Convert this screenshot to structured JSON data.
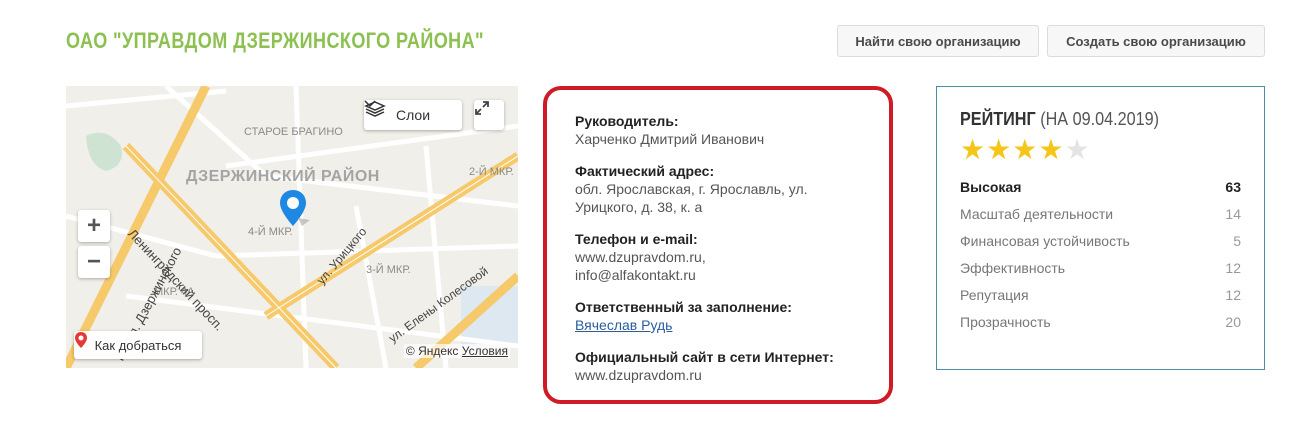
{
  "header": {
    "title": "ОАО \"УПРАВДОМ ДЗЕРЖИНСКОГО РАЙОНА\"",
    "find_org_label": "Найти свою организацию",
    "create_org_label": "Создать свою организацию"
  },
  "map": {
    "district_label": "ДЗЕРЖИНСКИЙ РАЙОН",
    "labels": {
      "staroe_bragino": "СТАРОЕ БРАГИНО",
      "mkr2": "2-Й МКР.",
      "mkr4": "4-Й МКР.",
      "mkr3": "3-Й МКР.",
      "mkr4a": "МКР. 4А",
      "leningradsky": "Ленинградский просп.",
      "dzerzhinsky": "просп. Дзержинского",
      "uritskogo": "ул. Урицкого",
      "kolesovoy": "ул. Елены Колесовой"
    },
    "layers_label": "Слои",
    "route_label": "Как добраться",
    "copyright": "© Яндекс",
    "terms_label": "Условия",
    "zoom_in": "+",
    "zoom_out": "−",
    "icons": [
      "layers-icon",
      "chevron-down-icon",
      "expand-icon",
      "location-pin-icon",
      "route-pin-icon"
    ],
    "colors": {
      "road_main": "#f6c96b",
      "road_minor": "#ffffff",
      "pin": "#1e88e5",
      "route_pin": "#e53935"
    }
  },
  "info": {
    "border_color": "#d01b26",
    "head_label": "Руководитель:",
    "head_value": "Харченко Дмитрий Иванович",
    "address_label": "Фактический адрес:",
    "address_line1": "обл. Ярославская, г. Ярославль, ул.",
    "address_line2": "Урицкого, д. 38, к. а",
    "contacts_label": "Телефон и e-mail:",
    "contacts_line1": "www.dzupravdom.ru,",
    "contacts_line2": "info@alfakontakt.ru",
    "responsible_label": "Ответственный за заполнение:",
    "responsible_value": "Вячеслав Рудь",
    "website_label": "Официальный сайт в сети Интернет:",
    "website_value": "www.dzupravdom.ru"
  },
  "rating": {
    "title_word": "РЕЙТИНГ",
    "title_date": "(НА 09.04.2019)",
    "stars_filled": 4,
    "stars_total": 5,
    "star_glyph": "★",
    "rows": [
      {
        "label": "Высокая",
        "value": "63"
      },
      {
        "label": "Масштаб деятельности",
        "value": "14"
      },
      {
        "label": "Финансовая устойчивость",
        "value": "5"
      },
      {
        "label": "Эффективность",
        "value": "12"
      },
      {
        "label": "Репутация",
        "value": "12"
      },
      {
        "label": "Прозрачность",
        "value": "20"
      }
    ]
  }
}
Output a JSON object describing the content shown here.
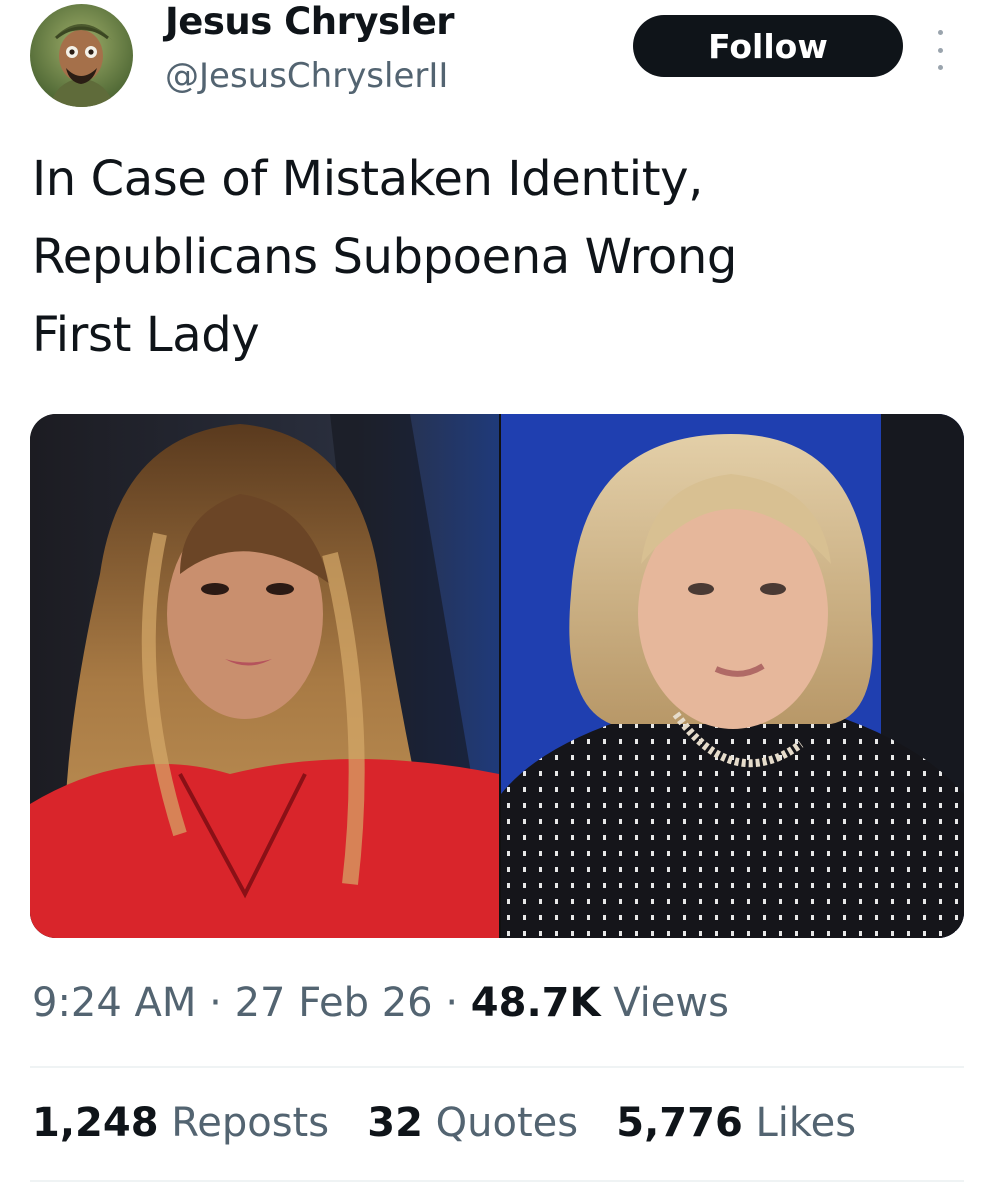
{
  "author": {
    "display_name": "Jesus Chrysler",
    "handle": "@JesusChryslerII"
  },
  "follow_button": {
    "label": "Follow"
  },
  "more_menu": {
    "icon": "more-vertical-icon"
  },
  "tweet": {
    "text": "In Case of Mistaken Identity,\nRepublicans Subpoena Wrong\nFirst Lady"
  },
  "meta": {
    "time": "9:24 AM",
    "separator": "·",
    "date": "27 Feb 26",
    "views_count": "48.7K",
    "views_label": "Views"
  },
  "stats": {
    "reposts_count": "1,248",
    "reposts_label": "Reposts",
    "quotes_count": "32",
    "quotes_label": "Quotes",
    "likes_count": "5,776",
    "likes_label": "Likes"
  },
  "colors": {
    "text_primary": "#0f1419",
    "text_secondary": "#536471",
    "follow_bg": "#0f1419",
    "divider": "#eff3f4"
  }
}
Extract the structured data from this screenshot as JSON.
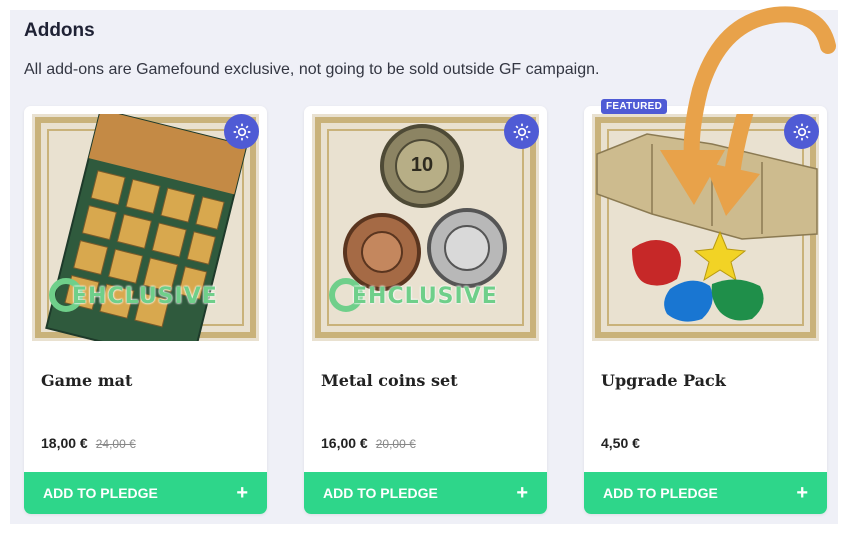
{
  "section": {
    "title": "Addons",
    "subtitle": "All add-ons are Gamefound exclusive, not going to be sold outside GF campaign."
  },
  "cards": [
    {
      "name": "Game mat",
      "price": "18,00 €",
      "old_price": "24,00 €",
      "button": "ADD TO PLEDGE",
      "plus": "+",
      "badge": "",
      "image_text": "EHCLUSIVE",
      "image": "game-mat-image",
      "icon": "gear-icon"
    },
    {
      "name": "Metal coins set",
      "price": "16,00 €",
      "old_price": "20,00 €",
      "button": "ADD TO PLEDGE",
      "plus": "+",
      "badge": "",
      "image_text": "EHCLUSIVE",
      "coin_text": "10",
      "image": "metal-coins-image",
      "icon": "gear-icon"
    },
    {
      "name": "Upgrade Pack",
      "price": "4,50 €",
      "old_price": "",
      "button": "ADD TO PLEDGE",
      "plus": "+",
      "badge": "FEATURED",
      "image": "upgrade-pack-image",
      "icon": "gear-icon"
    }
  ],
  "colors": {
    "accent": "#4f5bd5",
    "button": "#2ed68a",
    "background": "#eff0f7",
    "arrow": "#e8a24a"
  }
}
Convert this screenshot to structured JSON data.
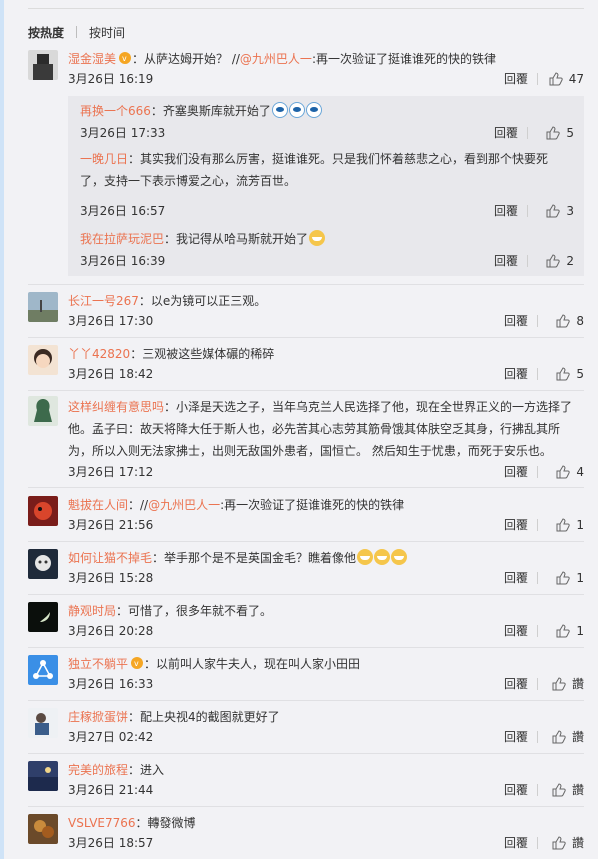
{
  "sort": {
    "hot": "按热度",
    "time": "按时间"
  },
  "actions": {
    "reply": "回覆"
  },
  "comments": [
    {
      "user": "湿金湿美",
      "text": "：从萨达姆开始？ //",
      "mention": "@九州巴人一",
      "text2": ":再一次验证了挺谁谁死的快的铁律",
      "time": "3月26日 16:19",
      "likes": "47"
    },
    {
      "user": "长江一号267",
      "text": "：以e为镜可以正三观。",
      "time": "3月26日 17:30",
      "likes": "8"
    },
    {
      "user": "丫丫42820",
      "text": "：三观被这些媒体碾的稀碎",
      "time": "3月26日 18:42",
      "likes": "5"
    },
    {
      "user": "这样纠缠有意思吗",
      "text": "：小泽是天选之子，当年乌克兰人民选择了他，现在全世界正义的一方选择了他。孟子曰：故天将降大任于斯人也，必先苦其心志劳其筋骨饿其体肤空乏其身，行拂乱其所为，所以入则无法家拂士，出则无敌国外患者，国恒亡。 然后知生于忧患，而死于安乐也。",
      "time": "3月26日 17:12",
      "likes": "4"
    },
    {
      "user": "魁拔在人间",
      "text": "：//",
      "mention": "@九州巴人一",
      "text2": ":再一次验证了挺谁谁死的快的铁律",
      "time": "3月26日 21:56",
      "likes": "1"
    },
    {
      "user": "如何让猫不掉毛",
      "text": "：举手那个是不是英国金毛？瞧着像他",
      "time": "3月26日 15:28",
      "likes": "1"
    },
    {
      "user": "静观时局",
      "text": "：可惜了，很多年就不看了。",
      "time": "3月26日 20:28",
      "likes": "1"
    },
    {
      "user": "独立不躺平",
      "text": "：以前叫人家牛夫人，现在叫人家小田田",
      "time": "3月26日 16:33",
      "likes": "讚"
    },
    {
      "user": "庄稼掀蛋饼",
      "text": "：配上央视4的截图就更好了",
      "time": "3月27日 02:42",
      "likes": "讚"
    },
    {
      "user": "完美的旅程",
      "text": "：进入",
      "time": "3月26日 21:44",
      "likes": "讚"
    },
    {
      "user": "VSLVE7766",
      "text": "：轉發微博",
      "time": "3月26日 18:57",
      "likes": "讚"
    }
  ],
  "replies": [
    {
      "user": "再换一个666",
      "text": "：齐塞奥斯库就开始了",
      "time": "3月26日 17:33",
      "likes": "5"
    },
    {
      "user": "一晚几日",
      "text": "：其实我们没有那么厉害，挺谁谁死。只是我们怀着慈悲之心，看到那个快要死了，支持一下表示博爱之心，流芳百世。",
      "time": "3月26日 16:57",
      "likes": "3"
    },
    {
      "user": "我在拉萨玩泥巴",
      "text": "：我记得从哈马斯就开始了",
      "time": "3月26日 16:39",
      "likes": "2"
    }
  ],
  "colors": {
    "username": "#eb7350",
    "accent_border": "#cfe3f7"
  }
}
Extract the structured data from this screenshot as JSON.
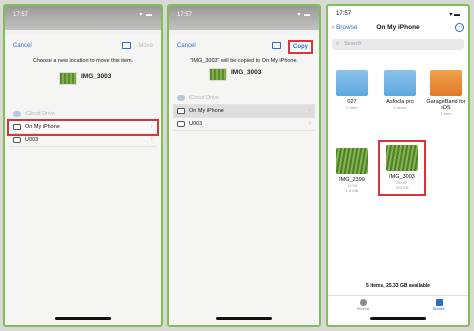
{
  "phone1": {
    "time": "17:57",
    "status_icons": "▾ ▬",
    "cancel": "Cancel",
    "move": "Move",
    "prompt": "Choose a new location to move this item.",
    "file_name": "IMG_3003",
    "locations": [
      {
        "label": "iCloud Drive",
        "icon": "cloud-icon"
      },
      {
        "label": "On My iPhone",
        "icon": "phone-icon"
      },
      {
        "label": "U003",
        "icon": "drive-icon"
      }
    ]
  },
  "phone2": {
    "time": "17:57",
    "status_icons": "▾ ▬",
    "cancel": "Cancel",
    "copy": "Copy",
    "prompt": "\"IMG_3003\" will be copied to On My iPhone.",
    "file_name": "IMG_3003",
    "locations": [
      {
        "label": "iCloud Drive",
        "icon": "cloud-icon"
      },
      {
        "label": "On My iPhone",
        "icon": "phone-icon"
      },
      {
        "label": "U003",
        "icon": "drive-icon"
      }
    ]
  },
  "phone3": {
    "time": "17:57",
    "status_icons": "▾ ▬",
    "back": "‹ Browse",
    "title": "On My iPhone",
    "more": "···",
    "search_placeholder": "Search",
    "tiles": [
      {
        "name": "027",
        "meta": "1 item",
        "type": "folder"
      },
      {
        "name": "Asfocla pro",
        "meta": "0 items",
        "type": "folder"
      },
      {
        "name": "GarageBand for iOS",
        "meta": "1 item",
        "type": "garageband"
      },
      {
        "name": "IMG_2399",
        "meta": "12:09\n1.6 MB",
        "type": "photo"
      },
      {
        "name": "IMG_3003",
        "meta": "00:57\n322 KB",
        "type": "photo"
      }
    ],
    "count": "5 items, 25.33 GB available",
    "tabs": [
      {
        "label": "Recents"
      },
      {
        "label": "Browse"
      }
    ]
  },
  "colors": {
    "accent": "#2a6ccf",
    "highlight": "#d9363c",
    "frame": "#7fbf5a"
  }
}
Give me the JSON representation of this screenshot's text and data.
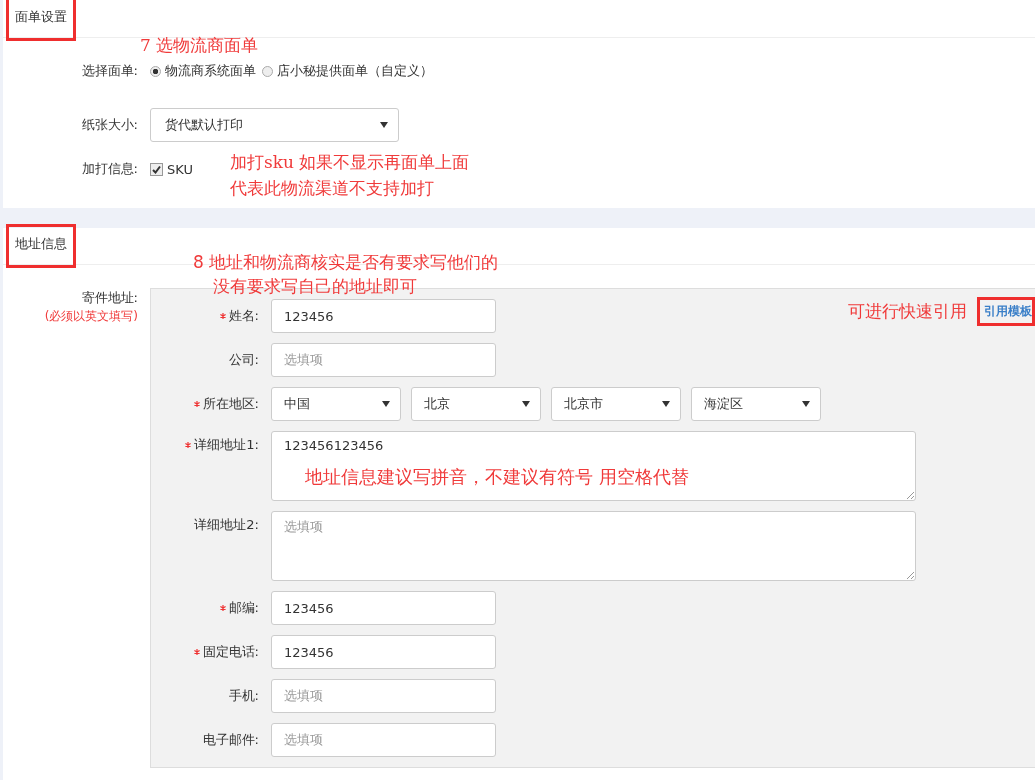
{
  "waybill_settings": {
    "title": "面单设置",
    "title_highlighted": true,
    "annotation": [
      "7  选物流商面单"
    ],
    "waybill_choice": {
      "label": "选择面单:",
      "options": [
        {
          "label": "物流商系统面单",
          "selected": true
        },
        {
          "label": "店小秘提供面单（自定义）",
          "selected": false
        }
      ]
    },
    "paper_size": {
      "label": "纸张大小:",
      "value": "货代默认打印"
    },
    "extra_print": {
      "label": "加打信息:",
      "options": [
        {
          "label": "SKU",
          "checked": true
        }
      ],
      "annotation": [
        "加打sku 如果不显示再面单上面",
        "代表此物流渠道不支持加打"
      ]
    }
  },
  "address_info": {
    "title": "地址信息",
    "title_highlighted": true,
    "annotation": [
      "8 地址和物流商核实是否有要求写他们的",
      "没有要求写自己的地址即可"
    ],
    "sender_label": "寄件地址:",
    "sender_note": "(必须以英文填写)",
    "template_link": {
      "label": "引用模板",
      "highlighted": true
    },
    "template_annotation": "可进行快速引用",
    "fields": [
      {
        "kind": "input",
        "label": "姓名:",
        "required": true,
        "value": "123456"
      },
      {
        "kind": "input",
        "label": "公司:",
        "required": false,
        "placeholder": "选填项"
      },
      {
        "kind": "selects",
        "label": "所在地区:",
        "required": true,
        "values": [
          "中国",
          "北京",
          "北京市",
          "海淀区"
        ]
      },
      {
        "kind": "textarea",
        "label": "详细地址1:",
        "required": true,
        "value": "123456123456",
        "annotation": "地址信息建议写拼音，不建议有符号 用空格代替"
      },
      {
        "kind": "textarea",
        "label": "详细地址2:",
        "required": false,
        "placeholder": "选填项"
      },
      {
        "kind": "input",
        "label": "邮编:",
        "required": true,
        "value": "123456"
      },
      {
        "kind": "input",
        "label": "固定电话:",
        "required": true,
        "value": "123456"
      },
      {
        "kind": "input",
        "label": "手机:",
        "required": false,
        "placeholder": "选填项"
      },
      {
        "kind": "input",
        "label": "电子邮件:",
        "required": false,
        "placeholder": "选填项"
      }
    ]
  }
}
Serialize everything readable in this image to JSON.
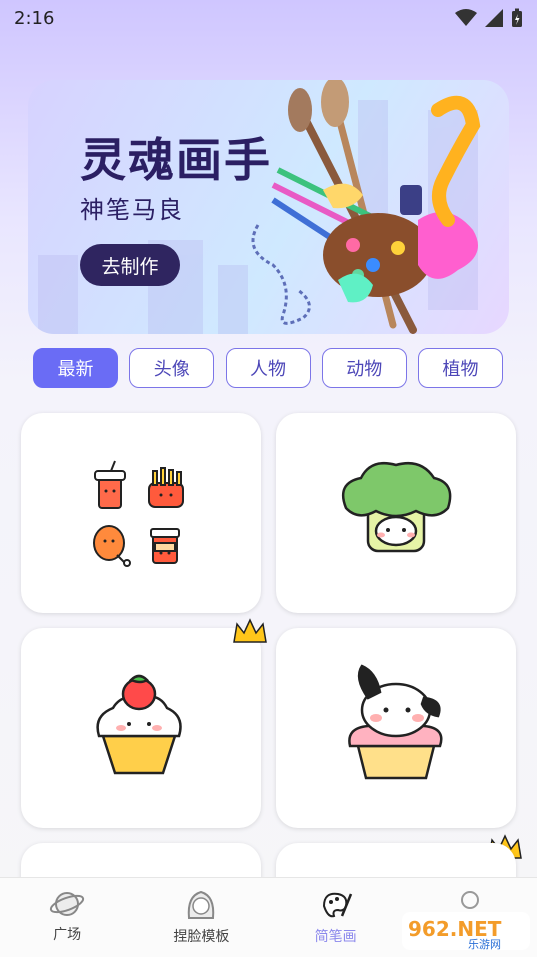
{
  "status": {
    "time": "2:16"
  },
  "banner": {
    "title": "灵魂画手",
    "subtitle": "神笔马良",
    "button": "去制作"
  },
  "tabs": [
    "最新",
    "头像",
    "人物",
    "动物",
    "植物"
  ],
  "nav": {
    "items": [
      "广场",
      "捏脸模板",
      "简笔画",
      ""
    ],
    "active_index": 2
  },
  "watermark": {
    "logo": "962.NET",
    "sub": "乐游网"
  },
  "colors": {
    "accent": "#6a6cf5",
    "nav_active": "#8c89ec",
    "banner_button": "#2f2560"
  }
}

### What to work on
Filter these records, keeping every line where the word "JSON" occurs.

### Solution to the problem
Convert this screenshot to structured JSON data.
Output a JSON object describing the content shown here.
Extract the structured data from this screenshot as JSON.
Convert this screenshot to structured JSON data.
Extract the structured data from this screenshot as JSON.
Give me the JSON representation of this screenshot's text and data.
Serialize everything readable in this image to JSON.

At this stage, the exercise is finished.